What could help make access in shopping centres easier?
With spring just around the corner many of us will be heading off to our nearest shopping centre or out of town mall. When you have a disability, any simple shopping trip can present a variety of access issues making it a potentially daunting prospect.
Although generally, most retailers are fairly good with their attention to accessibility provision these days, there are still many parts of shopping centres, and within individual shops themselves, that leave much to be desired. This may include cramped changing areas, steps leading to display areas or concessions, unclear signage, or poorly maintained disabled toilets.
So how can we make our own provision and preparation to make our trip to the local shopping centre, or out of town mall, more of a pleasure than a nightmare?
Preparation and forward planning are always a good idea to alleviate potential access issues, effectively anticipating potential problems that will affect your outing, before you encounter them.
Thinking ahead, as far as possible is always a good idea. Planning rather than just arriving, can ensure you are better prepared for what you’ll be up against. This could be everything from your inward and outward journey, to arriving, parking, changing floor levels, surfaces, where you’ll eat, toilets etc. It may seem like a bit of a pain to have to do this, but it can make your shopping trip easier and more enjoyable than simply getting there and winging it.
Another important aspect to making yourself access-prepared, is ensuring you have the right gear ahead of your shopping trip.
There is an ever growing range of mobility aids that can help overcome challenges created by typical retail environments. Even if you have your standard equipment that helps with your own disability, it can pay to take a review of this from time to time and see if there are any aids that can further improve your accessibility.
Folding mobility scooters can be a real bonus when shopping or just for general outings. These compact, lightweight models are great for shopping trips as they are both lightweight and portable and fit easily into cars, taxis or public transport.
Some retail centres will have models to hire upon arrival. It’s possible to check this and the prices ahead of your journey simply by searching the name of the centre and ‘mobility scooter hire’
The small footprint of a modern folding scooter can make access easier as they have a good speed, manage different surface textures and types and have a very small turning circle for easier manoeuvrability in small spaces.
If you normally walk ok, but you are more easily fatigued by the extra distances required in an out-of-town mall, then there are a number of very good walking aids to help you stay balanced and maintain your energy levels for longer.

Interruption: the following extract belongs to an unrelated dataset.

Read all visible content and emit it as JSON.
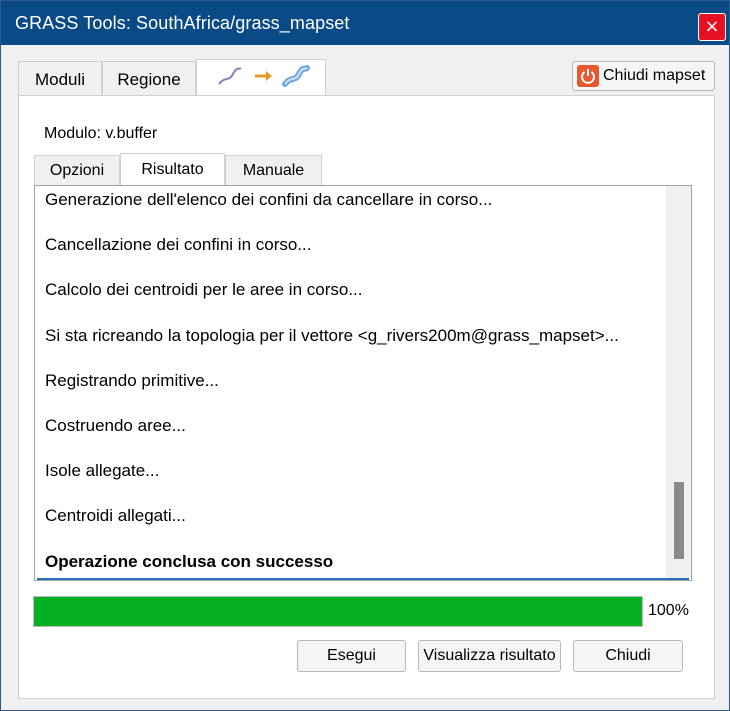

An example of this is the Shop “N” Sit Trolley that allows you to take the occasional sit down break, using your own integrated seat.
The good thing about this particular model from Devilbiss is that it doesn’t look like something only your granny would use, it’s in modern sleek colours and ergonomic street-smart design so good for use anywhere, think of it like an airport trolley a stewardess or pilot would use.
The benefit of this in a shopping centre scenario, is that you have the space for a lot of goods in the bag and at any time you feel the need for a break and a rest for tired legs or a rehydration break, you can simply adjust to the seating position and relax and recharge the batteries.
Foldable Walking sticks are another option to help you navigate your way around shopping centres, reducing your energy output and helping you to maintain balance across variable flooring surface types and levels.
Even if you’re already a stick user, taking a review of your currrent stick and comparing it to current modern models may be a good idea and give you additional features and benefits.
The Glow-Go stick is an example of a modern lightweight folding walking stick to fit in any bag, pocket or pouch, so is handy for those longer shopping trips where your stamina and balance may be tested.
Of course, these aids can help make certain facets of your shopping trip easier and help with your own access, but it’s also very important that you, or your carer, ask staff in the shopping centre immediately for help and assistance when required and also make sure you tell them areas where they don’t have provision for your own disability, (later via social media if easier).